*THE TASK:* Reproduce the data that follows precisely.

Component data from apps and pages:

#####

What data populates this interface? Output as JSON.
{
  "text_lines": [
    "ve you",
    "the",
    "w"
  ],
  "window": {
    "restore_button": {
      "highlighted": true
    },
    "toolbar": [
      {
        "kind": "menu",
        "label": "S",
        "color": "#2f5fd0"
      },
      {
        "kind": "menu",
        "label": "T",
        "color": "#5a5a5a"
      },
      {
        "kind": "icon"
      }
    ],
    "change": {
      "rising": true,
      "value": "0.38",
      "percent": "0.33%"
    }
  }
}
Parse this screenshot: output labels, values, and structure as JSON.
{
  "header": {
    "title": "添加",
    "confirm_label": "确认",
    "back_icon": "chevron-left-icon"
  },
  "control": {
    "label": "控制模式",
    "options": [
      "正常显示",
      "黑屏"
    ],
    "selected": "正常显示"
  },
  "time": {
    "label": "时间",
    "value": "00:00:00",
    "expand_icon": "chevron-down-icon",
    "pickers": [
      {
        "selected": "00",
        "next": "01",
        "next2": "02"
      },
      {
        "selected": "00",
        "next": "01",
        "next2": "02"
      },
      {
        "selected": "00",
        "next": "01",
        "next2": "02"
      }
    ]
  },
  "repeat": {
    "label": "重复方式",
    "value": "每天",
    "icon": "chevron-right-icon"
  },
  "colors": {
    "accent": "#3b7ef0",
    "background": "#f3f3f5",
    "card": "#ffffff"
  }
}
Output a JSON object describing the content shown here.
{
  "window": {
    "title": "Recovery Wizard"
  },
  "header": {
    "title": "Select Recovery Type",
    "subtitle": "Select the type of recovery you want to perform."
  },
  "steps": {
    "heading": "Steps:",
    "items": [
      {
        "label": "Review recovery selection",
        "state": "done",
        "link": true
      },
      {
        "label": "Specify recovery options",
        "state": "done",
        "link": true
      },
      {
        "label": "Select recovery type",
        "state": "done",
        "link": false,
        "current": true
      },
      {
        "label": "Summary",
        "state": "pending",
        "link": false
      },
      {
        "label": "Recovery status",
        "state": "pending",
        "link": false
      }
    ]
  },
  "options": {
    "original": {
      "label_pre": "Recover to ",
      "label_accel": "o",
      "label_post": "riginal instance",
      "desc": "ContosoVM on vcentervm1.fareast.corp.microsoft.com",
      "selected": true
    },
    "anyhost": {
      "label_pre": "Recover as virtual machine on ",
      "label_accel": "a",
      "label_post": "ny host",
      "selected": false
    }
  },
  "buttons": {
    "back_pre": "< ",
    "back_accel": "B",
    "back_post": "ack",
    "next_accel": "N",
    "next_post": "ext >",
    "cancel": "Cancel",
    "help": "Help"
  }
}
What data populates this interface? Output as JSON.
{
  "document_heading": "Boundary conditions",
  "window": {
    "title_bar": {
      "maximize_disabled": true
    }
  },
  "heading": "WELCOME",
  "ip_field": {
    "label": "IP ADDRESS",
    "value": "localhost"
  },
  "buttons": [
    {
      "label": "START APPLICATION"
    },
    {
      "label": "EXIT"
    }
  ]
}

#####

*COMPLETED EXERCISE:*
What data populates this interface? Output as JSON.
{
  "text_lines": [
    "ve you",
    "the",
    "w"
  ],
  "window": {
    "restore_button": {
      "highlighted": true
    },
    "toolbar": [
      {
        "kind": "menu",
        "label": "S",
        "color": "#2f5fd0"
      },
      {
        "kind": "menu",
        "label": "T",
        "color": "#5a5a5a"
      },
      {
        "kind": "icon"
      }
    ],
    "change": {
      "rising": true,
      "value": "0.38",
      "percent": "0.33%"
    }
  }
}
Parse this screenshot: output labels, values, and structure as JSON.
{
  "header": {
    "title": "添加",
    "confirm_label": "确认",
    "back_icon": "chevron-left-icon"
  },
  "control": {
    "label": "控制模式",
    "options": [
      "正常显示",
      "黑屏"
    ],
    "selected": "正常显示"
  },
  "time": {
    "label": "时间",
    "value": "00:00:00",
    "expand_icon": "chevron-down-icon",
    "pickers": [
      {
        "selected": "00",
        "next": "01",
        "next2": "02"
      },
      {
        "selected": "00",
        "next": "01",
        "next2": "02"
      },
      {
        "selected": "00",
        "next": "01",
        "next2": "02"
      }
    ]
  },
  "repeat": {
    "label": "重复方式",
    "value": "每天",
    "icon": "chevron-right-icon"
  },
  "colors": {
    "accent": "#3b7ef0",
    "background": "#f3f3f5",
    "card": "#ffffff"
  }
}
Output a JSON object describing the content shown here.
{
  "window": {
    "title": "Recovery Wizard"
  },
  "header": {
    "title": "Select Recovery Type",
    "subtitle": "Select the type of recovery you want to perform."
  },
  "steps": {
    "heading": "Steps:",
    "items": [
      {
        "label": "Review recovery selection",
        "state": "done",
        "link": true
      },
      {
        "label": "Specify recovery options",
        "state": "done",
        "link": true
      },
      {
        "label": "Select recovery type",
        "state": "done",
        "link": false,
        "current": true
      },
      {
        "label": "Summary",
        "state": "pending",
        "link": false
      },
      {
        "label": "Recovery status",
        "state": "pending",
        "link": false
      }
    ]
  },
  "options": {
    "original": {
      "label_pre": "Recover to ",
      "label_accel": "o",
      "label_post": "riginal instance",
      "desc": "ContosoVM on vcentervm1.fareast.corp.microsoft.com",
      "selected": true
    },
    "anyhost": {
      "label_pre": "Recover as virtual machine on ",
      "label_accel": "a",
      "label_post": "ny host",
      "selected": false
    }
  },
  "buttons": {
    "back_pre": "< ",
    "back_accel": "B",
    "back_post": "ack",
    "next_accel": "N",
    "next_post": "ext >",
    "cancel": "Cancel",
    "help": "Help"
  }
}
What data populates this interface? Output as JSON.
{
  "document_heading": "Boundary conditions",
  "window": {
    "title_bar": {
      "maximize_disabled": true
    }
  },
  "heading": "WELCOME",
  "ip_field": {
    "label": "IP ADDRESS",
    "value": "localhost"
  },
  "buttons": [
    {
      "label": "START APPLICATION"
    },
    {
      "label": "EXIT"
    }
  ]
}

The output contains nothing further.